**YOUR OBJECTIVE:** The expected output is each line in the data below that includes the string "brillo".

* * * * * * *

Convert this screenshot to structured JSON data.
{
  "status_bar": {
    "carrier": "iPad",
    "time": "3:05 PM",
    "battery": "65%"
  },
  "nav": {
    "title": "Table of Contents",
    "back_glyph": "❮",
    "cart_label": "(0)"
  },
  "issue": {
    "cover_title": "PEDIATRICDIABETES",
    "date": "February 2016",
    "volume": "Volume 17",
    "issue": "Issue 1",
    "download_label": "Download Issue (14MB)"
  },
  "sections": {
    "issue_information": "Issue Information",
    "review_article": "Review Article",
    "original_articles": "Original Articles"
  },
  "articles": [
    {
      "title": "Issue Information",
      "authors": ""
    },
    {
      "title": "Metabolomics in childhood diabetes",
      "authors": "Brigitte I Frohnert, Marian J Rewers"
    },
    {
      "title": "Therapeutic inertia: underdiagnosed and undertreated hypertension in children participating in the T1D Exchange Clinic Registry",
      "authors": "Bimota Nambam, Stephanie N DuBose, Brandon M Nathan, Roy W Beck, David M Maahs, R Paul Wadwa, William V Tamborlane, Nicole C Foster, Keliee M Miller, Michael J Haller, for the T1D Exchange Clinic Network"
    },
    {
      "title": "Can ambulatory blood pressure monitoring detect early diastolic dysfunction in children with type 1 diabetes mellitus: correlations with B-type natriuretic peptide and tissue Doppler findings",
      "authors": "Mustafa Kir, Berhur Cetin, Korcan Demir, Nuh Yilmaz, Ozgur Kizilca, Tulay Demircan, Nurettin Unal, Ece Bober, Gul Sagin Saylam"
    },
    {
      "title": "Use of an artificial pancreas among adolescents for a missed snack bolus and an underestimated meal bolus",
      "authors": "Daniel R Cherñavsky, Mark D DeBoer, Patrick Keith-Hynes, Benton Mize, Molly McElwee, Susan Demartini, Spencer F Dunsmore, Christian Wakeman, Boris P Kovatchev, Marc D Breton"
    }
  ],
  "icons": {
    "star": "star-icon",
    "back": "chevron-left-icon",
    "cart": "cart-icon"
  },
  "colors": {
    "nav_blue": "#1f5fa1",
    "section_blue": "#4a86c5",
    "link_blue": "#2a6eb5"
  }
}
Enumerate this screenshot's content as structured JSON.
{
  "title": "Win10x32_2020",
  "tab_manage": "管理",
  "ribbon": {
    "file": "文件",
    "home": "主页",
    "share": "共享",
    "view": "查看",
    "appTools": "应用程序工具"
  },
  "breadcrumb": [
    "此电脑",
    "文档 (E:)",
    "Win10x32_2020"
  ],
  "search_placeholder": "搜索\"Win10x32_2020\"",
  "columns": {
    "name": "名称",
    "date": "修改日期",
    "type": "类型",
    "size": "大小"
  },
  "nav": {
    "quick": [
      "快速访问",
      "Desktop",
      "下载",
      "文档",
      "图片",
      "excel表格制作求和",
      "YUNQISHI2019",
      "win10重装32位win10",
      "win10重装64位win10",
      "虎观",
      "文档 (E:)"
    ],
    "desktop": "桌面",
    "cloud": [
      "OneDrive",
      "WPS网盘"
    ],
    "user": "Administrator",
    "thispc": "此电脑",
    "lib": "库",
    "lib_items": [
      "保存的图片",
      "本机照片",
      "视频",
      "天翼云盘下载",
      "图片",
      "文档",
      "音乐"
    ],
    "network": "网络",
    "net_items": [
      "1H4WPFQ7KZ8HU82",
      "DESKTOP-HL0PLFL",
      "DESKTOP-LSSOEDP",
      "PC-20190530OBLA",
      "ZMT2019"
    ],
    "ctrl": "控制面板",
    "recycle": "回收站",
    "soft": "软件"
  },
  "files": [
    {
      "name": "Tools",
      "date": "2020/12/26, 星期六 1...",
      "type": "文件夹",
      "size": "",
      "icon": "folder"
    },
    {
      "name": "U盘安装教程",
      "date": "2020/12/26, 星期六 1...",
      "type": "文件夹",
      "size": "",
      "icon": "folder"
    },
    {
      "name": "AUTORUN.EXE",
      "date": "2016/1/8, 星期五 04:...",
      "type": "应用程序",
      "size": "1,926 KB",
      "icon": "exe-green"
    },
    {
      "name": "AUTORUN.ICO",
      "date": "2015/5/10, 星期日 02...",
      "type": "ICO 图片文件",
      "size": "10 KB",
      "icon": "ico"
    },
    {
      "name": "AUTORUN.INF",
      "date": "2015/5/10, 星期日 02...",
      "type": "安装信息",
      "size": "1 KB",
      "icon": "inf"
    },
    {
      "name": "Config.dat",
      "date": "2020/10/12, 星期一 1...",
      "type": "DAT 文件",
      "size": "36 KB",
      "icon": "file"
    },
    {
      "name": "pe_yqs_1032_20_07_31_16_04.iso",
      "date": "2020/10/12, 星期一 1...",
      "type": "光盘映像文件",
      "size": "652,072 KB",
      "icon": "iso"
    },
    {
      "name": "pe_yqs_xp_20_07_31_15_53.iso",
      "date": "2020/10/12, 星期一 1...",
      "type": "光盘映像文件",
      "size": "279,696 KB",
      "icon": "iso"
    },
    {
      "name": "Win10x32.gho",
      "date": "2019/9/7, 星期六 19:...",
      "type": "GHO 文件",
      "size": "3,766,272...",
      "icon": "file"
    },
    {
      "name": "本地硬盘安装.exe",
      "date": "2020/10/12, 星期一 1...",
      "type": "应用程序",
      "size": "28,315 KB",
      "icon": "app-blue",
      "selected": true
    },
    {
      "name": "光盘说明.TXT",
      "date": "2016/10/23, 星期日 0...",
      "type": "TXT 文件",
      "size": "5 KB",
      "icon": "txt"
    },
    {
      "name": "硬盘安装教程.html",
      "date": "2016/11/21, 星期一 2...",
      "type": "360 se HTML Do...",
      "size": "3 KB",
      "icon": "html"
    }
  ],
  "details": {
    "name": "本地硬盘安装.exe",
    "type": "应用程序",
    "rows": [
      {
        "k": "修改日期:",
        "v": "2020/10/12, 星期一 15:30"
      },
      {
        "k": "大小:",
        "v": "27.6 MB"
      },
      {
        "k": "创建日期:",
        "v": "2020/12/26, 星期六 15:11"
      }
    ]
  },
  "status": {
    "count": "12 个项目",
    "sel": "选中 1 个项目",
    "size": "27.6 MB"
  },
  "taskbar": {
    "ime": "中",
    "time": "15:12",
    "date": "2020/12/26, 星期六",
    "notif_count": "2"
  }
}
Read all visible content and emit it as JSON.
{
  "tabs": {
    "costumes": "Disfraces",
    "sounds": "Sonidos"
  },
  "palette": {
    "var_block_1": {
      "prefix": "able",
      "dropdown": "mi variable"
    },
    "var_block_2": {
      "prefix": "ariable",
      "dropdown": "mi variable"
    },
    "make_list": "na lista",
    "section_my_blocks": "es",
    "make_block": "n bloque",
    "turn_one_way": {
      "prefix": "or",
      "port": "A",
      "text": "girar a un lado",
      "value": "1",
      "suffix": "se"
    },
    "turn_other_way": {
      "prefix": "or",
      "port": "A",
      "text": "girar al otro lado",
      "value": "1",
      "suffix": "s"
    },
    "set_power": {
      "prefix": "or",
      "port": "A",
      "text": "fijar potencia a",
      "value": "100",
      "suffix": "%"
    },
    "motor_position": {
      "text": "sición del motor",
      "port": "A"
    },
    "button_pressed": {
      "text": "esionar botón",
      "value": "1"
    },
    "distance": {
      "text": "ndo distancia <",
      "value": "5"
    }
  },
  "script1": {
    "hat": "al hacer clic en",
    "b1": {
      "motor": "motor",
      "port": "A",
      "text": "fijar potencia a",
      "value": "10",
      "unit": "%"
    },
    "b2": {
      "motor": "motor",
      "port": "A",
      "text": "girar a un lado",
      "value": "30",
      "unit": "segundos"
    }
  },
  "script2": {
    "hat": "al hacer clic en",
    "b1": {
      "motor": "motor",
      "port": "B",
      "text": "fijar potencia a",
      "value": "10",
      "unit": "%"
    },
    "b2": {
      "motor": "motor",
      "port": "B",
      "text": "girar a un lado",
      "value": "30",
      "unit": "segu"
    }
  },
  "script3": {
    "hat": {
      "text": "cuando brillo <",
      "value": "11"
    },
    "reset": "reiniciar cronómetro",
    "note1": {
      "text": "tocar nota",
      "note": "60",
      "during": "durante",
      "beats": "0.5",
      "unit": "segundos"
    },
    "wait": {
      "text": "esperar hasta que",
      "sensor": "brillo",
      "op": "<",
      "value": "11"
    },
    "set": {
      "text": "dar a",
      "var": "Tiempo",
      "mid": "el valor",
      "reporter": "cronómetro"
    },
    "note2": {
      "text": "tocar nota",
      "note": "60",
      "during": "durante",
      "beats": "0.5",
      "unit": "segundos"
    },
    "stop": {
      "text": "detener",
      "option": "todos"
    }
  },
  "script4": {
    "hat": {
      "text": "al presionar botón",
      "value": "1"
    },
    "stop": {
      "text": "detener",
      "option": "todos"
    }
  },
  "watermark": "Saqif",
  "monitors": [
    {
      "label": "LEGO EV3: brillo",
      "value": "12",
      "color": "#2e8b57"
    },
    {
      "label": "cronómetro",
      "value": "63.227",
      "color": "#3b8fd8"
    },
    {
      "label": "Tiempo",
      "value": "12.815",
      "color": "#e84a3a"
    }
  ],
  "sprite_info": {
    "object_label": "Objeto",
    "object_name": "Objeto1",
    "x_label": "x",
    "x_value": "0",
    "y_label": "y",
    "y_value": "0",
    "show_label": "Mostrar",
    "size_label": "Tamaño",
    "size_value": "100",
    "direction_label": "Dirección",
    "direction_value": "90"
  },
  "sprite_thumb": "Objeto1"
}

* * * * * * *

**RESULT BELOW:**
      "text": "cuando brillo <",
      "sensor": "brillo",
      "label": "LEGO EV3: brillo",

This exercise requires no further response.